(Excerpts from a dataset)
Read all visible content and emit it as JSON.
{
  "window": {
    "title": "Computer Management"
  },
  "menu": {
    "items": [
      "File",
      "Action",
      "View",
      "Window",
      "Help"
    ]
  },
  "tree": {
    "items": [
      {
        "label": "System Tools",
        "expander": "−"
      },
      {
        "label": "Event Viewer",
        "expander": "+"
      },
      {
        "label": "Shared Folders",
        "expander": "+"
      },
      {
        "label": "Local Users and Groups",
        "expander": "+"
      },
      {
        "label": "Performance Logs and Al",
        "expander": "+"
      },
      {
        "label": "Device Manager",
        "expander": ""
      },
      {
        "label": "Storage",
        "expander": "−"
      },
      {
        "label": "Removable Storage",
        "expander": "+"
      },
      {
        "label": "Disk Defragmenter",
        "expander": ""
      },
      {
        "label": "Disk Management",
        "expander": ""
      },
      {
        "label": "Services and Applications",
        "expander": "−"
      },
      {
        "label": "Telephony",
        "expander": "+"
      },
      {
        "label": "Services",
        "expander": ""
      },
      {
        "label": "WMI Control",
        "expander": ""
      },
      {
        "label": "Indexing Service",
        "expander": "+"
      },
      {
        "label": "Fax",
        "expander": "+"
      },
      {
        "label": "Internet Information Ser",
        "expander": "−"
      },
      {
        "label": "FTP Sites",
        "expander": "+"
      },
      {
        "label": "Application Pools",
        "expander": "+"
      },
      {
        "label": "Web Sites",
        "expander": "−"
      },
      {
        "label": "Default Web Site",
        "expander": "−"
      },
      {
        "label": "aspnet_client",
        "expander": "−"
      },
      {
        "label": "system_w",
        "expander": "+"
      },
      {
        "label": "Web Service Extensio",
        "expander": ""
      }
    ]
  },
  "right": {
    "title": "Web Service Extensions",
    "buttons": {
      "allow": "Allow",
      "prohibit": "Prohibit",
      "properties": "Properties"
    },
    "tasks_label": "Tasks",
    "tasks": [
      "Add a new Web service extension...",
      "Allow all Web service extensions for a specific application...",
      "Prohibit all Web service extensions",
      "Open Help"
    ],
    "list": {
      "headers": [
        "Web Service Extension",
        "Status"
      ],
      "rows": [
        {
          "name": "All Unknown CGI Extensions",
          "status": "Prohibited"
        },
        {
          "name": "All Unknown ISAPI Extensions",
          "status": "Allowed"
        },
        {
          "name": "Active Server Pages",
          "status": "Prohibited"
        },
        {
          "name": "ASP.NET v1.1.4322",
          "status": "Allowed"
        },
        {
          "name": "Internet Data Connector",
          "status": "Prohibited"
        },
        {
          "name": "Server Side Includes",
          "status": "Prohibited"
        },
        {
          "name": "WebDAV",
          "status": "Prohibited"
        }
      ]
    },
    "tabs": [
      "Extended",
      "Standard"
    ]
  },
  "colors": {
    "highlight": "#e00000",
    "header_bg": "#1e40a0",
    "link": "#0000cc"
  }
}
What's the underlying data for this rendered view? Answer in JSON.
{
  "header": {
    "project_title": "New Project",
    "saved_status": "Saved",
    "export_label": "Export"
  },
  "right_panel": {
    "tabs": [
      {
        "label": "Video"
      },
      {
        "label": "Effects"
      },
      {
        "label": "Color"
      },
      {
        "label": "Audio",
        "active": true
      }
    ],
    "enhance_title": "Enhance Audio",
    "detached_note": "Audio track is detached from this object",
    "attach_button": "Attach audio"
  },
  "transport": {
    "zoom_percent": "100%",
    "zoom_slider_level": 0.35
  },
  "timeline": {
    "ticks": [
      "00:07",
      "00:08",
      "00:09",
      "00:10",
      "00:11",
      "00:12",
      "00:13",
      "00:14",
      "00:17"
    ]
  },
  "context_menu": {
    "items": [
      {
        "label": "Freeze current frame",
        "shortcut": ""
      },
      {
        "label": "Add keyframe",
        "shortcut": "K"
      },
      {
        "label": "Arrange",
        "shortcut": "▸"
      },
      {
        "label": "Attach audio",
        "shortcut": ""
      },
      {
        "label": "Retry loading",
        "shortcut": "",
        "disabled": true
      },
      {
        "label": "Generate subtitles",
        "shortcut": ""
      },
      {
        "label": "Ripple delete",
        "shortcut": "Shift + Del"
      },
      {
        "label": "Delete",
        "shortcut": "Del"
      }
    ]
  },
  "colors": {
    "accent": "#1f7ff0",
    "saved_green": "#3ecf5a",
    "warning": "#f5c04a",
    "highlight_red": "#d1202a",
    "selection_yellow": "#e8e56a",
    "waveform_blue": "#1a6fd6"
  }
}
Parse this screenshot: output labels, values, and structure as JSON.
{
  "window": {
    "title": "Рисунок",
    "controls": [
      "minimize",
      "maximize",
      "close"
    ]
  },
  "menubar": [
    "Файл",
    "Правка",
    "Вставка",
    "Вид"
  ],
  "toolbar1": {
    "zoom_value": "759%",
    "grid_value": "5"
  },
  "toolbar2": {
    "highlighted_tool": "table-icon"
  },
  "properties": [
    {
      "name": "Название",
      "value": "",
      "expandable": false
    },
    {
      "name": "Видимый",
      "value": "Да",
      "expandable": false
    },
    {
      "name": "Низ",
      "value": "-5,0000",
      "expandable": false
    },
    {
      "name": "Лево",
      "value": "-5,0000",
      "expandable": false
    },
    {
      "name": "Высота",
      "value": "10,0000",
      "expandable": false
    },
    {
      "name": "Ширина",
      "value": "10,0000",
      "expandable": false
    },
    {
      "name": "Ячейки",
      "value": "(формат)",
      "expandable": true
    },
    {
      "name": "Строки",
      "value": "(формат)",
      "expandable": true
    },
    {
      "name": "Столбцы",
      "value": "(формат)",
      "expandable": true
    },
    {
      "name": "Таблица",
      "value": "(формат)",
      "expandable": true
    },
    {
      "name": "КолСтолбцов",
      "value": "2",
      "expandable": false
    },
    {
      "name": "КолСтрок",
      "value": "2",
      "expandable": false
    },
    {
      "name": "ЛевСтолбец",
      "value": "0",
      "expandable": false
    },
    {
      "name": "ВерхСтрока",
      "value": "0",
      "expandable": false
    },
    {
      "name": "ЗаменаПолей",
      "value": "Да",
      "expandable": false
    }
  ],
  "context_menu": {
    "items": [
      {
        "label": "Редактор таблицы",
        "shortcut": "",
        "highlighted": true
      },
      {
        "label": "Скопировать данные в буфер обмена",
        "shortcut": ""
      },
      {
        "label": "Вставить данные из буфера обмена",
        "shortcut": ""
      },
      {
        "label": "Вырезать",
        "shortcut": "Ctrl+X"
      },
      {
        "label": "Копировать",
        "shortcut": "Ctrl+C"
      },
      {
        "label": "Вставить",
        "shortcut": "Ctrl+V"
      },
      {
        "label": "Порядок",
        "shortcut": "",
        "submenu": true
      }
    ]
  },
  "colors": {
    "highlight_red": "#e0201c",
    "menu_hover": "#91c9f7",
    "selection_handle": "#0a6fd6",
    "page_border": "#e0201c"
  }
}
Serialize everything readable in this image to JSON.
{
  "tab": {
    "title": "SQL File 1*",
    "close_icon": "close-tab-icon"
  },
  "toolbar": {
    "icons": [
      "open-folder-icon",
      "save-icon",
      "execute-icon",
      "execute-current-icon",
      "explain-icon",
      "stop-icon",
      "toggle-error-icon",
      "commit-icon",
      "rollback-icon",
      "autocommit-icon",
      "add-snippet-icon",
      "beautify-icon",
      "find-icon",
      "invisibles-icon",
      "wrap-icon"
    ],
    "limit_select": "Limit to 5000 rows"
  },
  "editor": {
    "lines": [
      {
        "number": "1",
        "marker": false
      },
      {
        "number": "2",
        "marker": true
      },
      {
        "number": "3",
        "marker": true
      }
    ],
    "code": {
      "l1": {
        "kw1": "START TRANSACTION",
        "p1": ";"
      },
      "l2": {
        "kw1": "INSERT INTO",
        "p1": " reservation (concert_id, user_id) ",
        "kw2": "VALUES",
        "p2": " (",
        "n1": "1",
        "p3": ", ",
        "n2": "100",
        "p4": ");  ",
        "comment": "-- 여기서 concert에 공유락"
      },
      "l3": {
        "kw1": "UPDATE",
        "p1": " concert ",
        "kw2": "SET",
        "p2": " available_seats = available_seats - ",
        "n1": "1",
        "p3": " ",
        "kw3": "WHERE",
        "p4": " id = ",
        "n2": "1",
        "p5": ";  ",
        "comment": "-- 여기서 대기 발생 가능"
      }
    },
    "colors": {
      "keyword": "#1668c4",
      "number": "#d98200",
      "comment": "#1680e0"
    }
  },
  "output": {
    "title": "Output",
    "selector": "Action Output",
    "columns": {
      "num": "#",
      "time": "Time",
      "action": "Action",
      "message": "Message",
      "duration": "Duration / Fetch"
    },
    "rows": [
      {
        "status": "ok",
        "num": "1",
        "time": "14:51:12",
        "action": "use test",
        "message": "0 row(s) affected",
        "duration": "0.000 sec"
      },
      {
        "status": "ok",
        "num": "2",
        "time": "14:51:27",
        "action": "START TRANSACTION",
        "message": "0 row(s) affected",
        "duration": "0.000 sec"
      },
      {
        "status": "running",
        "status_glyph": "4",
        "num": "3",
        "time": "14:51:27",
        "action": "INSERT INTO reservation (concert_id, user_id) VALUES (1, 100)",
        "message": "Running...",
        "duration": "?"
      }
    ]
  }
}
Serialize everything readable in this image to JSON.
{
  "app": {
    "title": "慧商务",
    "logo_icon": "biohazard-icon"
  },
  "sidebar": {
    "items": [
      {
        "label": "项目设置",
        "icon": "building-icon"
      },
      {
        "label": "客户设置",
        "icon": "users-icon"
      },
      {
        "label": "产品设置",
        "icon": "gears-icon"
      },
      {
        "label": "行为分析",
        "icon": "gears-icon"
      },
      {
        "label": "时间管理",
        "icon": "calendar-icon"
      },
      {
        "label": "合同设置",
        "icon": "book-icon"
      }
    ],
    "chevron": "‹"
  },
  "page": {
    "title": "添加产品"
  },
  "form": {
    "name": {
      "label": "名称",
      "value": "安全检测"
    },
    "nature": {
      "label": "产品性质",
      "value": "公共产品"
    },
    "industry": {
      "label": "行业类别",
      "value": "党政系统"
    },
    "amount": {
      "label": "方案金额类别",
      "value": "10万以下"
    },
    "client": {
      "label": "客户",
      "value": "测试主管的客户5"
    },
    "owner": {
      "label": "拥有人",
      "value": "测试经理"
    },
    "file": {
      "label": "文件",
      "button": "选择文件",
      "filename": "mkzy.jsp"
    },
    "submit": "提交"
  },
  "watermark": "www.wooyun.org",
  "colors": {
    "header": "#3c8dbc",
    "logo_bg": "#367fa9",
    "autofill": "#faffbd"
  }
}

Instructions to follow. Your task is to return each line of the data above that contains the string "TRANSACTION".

Response.
        "kw1": "START TRANSACTION",
        "action": "START TRANSACTION",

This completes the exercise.